Reproduce each record verbatim, images excluded.

------ Source data ------

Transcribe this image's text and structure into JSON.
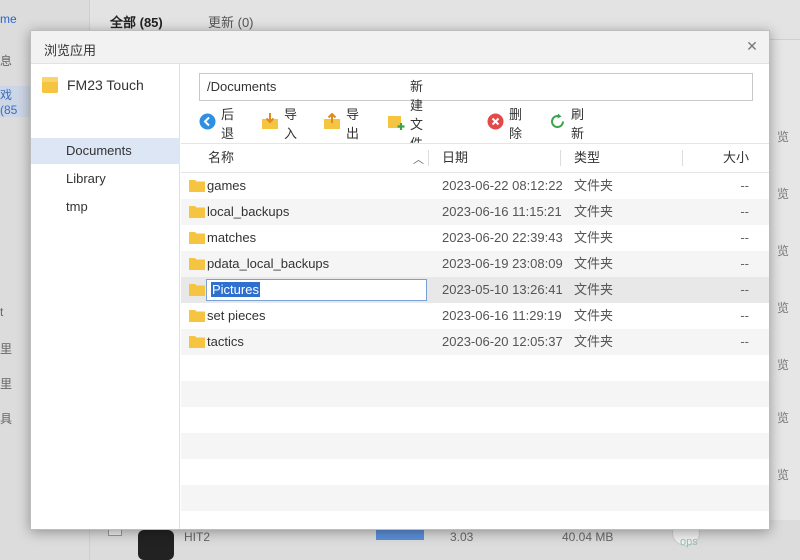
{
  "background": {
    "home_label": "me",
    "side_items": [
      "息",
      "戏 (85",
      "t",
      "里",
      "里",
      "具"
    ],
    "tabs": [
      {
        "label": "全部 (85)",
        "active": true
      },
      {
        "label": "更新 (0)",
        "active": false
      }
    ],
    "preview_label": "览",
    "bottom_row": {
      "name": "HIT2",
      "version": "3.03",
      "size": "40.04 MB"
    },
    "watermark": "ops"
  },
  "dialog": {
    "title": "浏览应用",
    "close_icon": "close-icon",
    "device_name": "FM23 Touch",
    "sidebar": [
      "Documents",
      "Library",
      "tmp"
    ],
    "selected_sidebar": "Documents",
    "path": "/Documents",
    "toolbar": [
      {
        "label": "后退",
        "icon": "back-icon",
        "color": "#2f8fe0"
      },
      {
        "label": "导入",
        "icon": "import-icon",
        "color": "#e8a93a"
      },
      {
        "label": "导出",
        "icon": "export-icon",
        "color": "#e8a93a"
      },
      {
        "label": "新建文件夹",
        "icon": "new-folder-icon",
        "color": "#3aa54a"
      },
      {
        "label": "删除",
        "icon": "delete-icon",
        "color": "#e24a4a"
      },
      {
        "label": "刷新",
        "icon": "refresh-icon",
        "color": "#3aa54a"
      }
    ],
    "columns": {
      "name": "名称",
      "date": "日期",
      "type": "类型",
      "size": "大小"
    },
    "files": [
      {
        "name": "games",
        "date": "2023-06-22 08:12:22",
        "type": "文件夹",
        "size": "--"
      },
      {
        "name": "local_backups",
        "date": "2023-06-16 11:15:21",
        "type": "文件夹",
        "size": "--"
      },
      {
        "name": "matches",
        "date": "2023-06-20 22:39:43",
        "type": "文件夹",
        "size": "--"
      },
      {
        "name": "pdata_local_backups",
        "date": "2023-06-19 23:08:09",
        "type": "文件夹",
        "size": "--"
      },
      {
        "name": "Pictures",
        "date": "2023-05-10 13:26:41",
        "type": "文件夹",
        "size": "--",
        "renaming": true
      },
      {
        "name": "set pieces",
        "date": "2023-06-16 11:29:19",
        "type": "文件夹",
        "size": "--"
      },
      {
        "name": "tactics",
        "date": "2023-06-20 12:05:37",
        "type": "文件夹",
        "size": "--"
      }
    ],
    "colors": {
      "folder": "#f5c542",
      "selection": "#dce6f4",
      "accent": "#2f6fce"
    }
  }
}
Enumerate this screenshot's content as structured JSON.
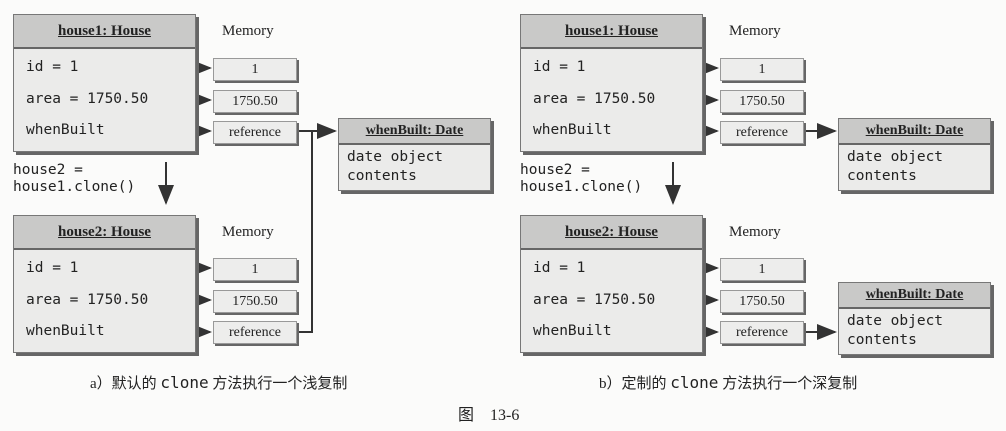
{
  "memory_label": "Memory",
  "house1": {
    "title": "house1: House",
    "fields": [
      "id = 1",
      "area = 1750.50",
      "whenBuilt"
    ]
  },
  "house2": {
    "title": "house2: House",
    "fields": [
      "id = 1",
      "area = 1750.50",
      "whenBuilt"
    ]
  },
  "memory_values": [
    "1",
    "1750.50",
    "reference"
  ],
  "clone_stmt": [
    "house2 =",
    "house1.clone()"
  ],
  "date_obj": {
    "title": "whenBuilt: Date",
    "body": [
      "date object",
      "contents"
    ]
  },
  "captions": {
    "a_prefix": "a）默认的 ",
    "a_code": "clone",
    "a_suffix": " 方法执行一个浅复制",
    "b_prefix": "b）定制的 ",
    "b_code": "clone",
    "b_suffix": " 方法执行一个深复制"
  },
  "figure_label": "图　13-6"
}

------

The answer:
Transcribe this image's text and structure into JSON.
{
  "background": {
    "home_label": "me",
    "side_items": [
      "息",
      "戏 (85",
      "t",
      "里",
      "里",
      "具"
    ],
    "tabs": [
      {
        "label": "全部 (85)",
        "active": true
      },
      {
        "label": "更新 (0)",
        "active": false
      }
    ],
    "preview_label": "览",
    "bottom_row": {
      "name": "HIT2",
      "version": "3.03",
      "size": "40.04 MB"
    },
    "watermark": "ops"
  },
  "dialog": {
    "title": "浏览应用",
    "close_icon": "close-icon",
    "device_name": "FM23 Touch",
    "sidebar": [
      "Documents",
      "Library",
      "tmp"
    ],
    "selected_sidebar": "Documents",
    "path": "/Documents",
    "toolbar": [
      {
        "label": "后退",
        "icon": "back-icon",
        "color": "#2f8fe0"
      },
      {
        "label": "导入",
        "icon": "import-icon",
        "color": "#e8a93a"
      },
      {
        "label": "导出",
        "icon": "export-icon",
        "color": "#e8a93a"
      },
      {
        "label": "新建文件夹",
        "icon": "new-folder-icon",
        "color": "#3aa54a"
      },
      {
        "label": "删除",
        "icon": "delete-icon",
        "color": "#e24a4a"
      },
      {
        "label": "刷新",
        "icon": "refresh-icon",
        "color": "#3aa54a"
      }
    ],
    "columns": {
      "name": "名称",
      "date": "日期",
      "type": "类型",
      "size": "大小"
    },
    "files": [
      {
        "name": "games",
        "date": "2023-06-22 08:12:22",
        "type": "文件夹",
        "size": "--"
      },
      {
        "name": "local_backups",
        "date": "2023-06-16 11:15:21",
        "type": "文件夹",
        "size": "--"
      },
      {
        "name": "matches",
        "date": "2023-06-20 22:39:43",
        "type": "文件夹",
        "size": "--"
      },
      {
        "name": "pdata_local_backups",
        "date": "2023-06-19 23:08:09",
        "type": "文件夹",
        "size": "--"
      },
      {
        "name": "Pictures",
        "date": "2023-05-10 13:26:41",
        "type": "文件夹",
        "size": "--",
        "renaming": true
      },
      {
        "name": "set pieces",
        "date": "2023-06-16 11:29:19",
        "type": "文件夹",
        "size": "--"
      },
      {
        "name": "tactics",
        "date": "2023-06-20 12:05:37",
        "type": "文件夹",
        "size": "--"
      }
    ],
    "colors": {
      "folder": "#f5c542",
      "selection": "#dce6f4",
      "accent": "#2f6fce"
    }
  }
}
Enumerate this screenshot's content as structured JSON.
{
  "memory_label": "Memory",
  "house1": {
    "title": "house1: House",
    "fields": [
      "id = 1",
      "area = 1750.50",
      "whenBuilt"
    ]
  },
  "house2": {
    "title": "house2: House",
    "fields": [
      "id = 1",
      "area = 1750.50",
      "whenBuilt"
    ]
  },
  "memory_values": [
    "1",
    "1750.50",
    "reference"
  ],
  "clone_stmt": [
    "house2 =",
    "house1.clone()"
  ],
  "date_obj": {
    "title": "whenBuilt: Date",
    "body": [
      "date object",
      "contents"
    ]
  },
  "captions": {
    "a_prefix": "a）默认的 ",
    "a_code": "clone",
    "a_suffix": " 方法执行一个浅复制",
    "b_prefix": "b）定制的 ",
    "b_code": "clone",
    "b_suffix": " 方法执行一个深复制"
  },
  "figure_label": "图　13-6"
}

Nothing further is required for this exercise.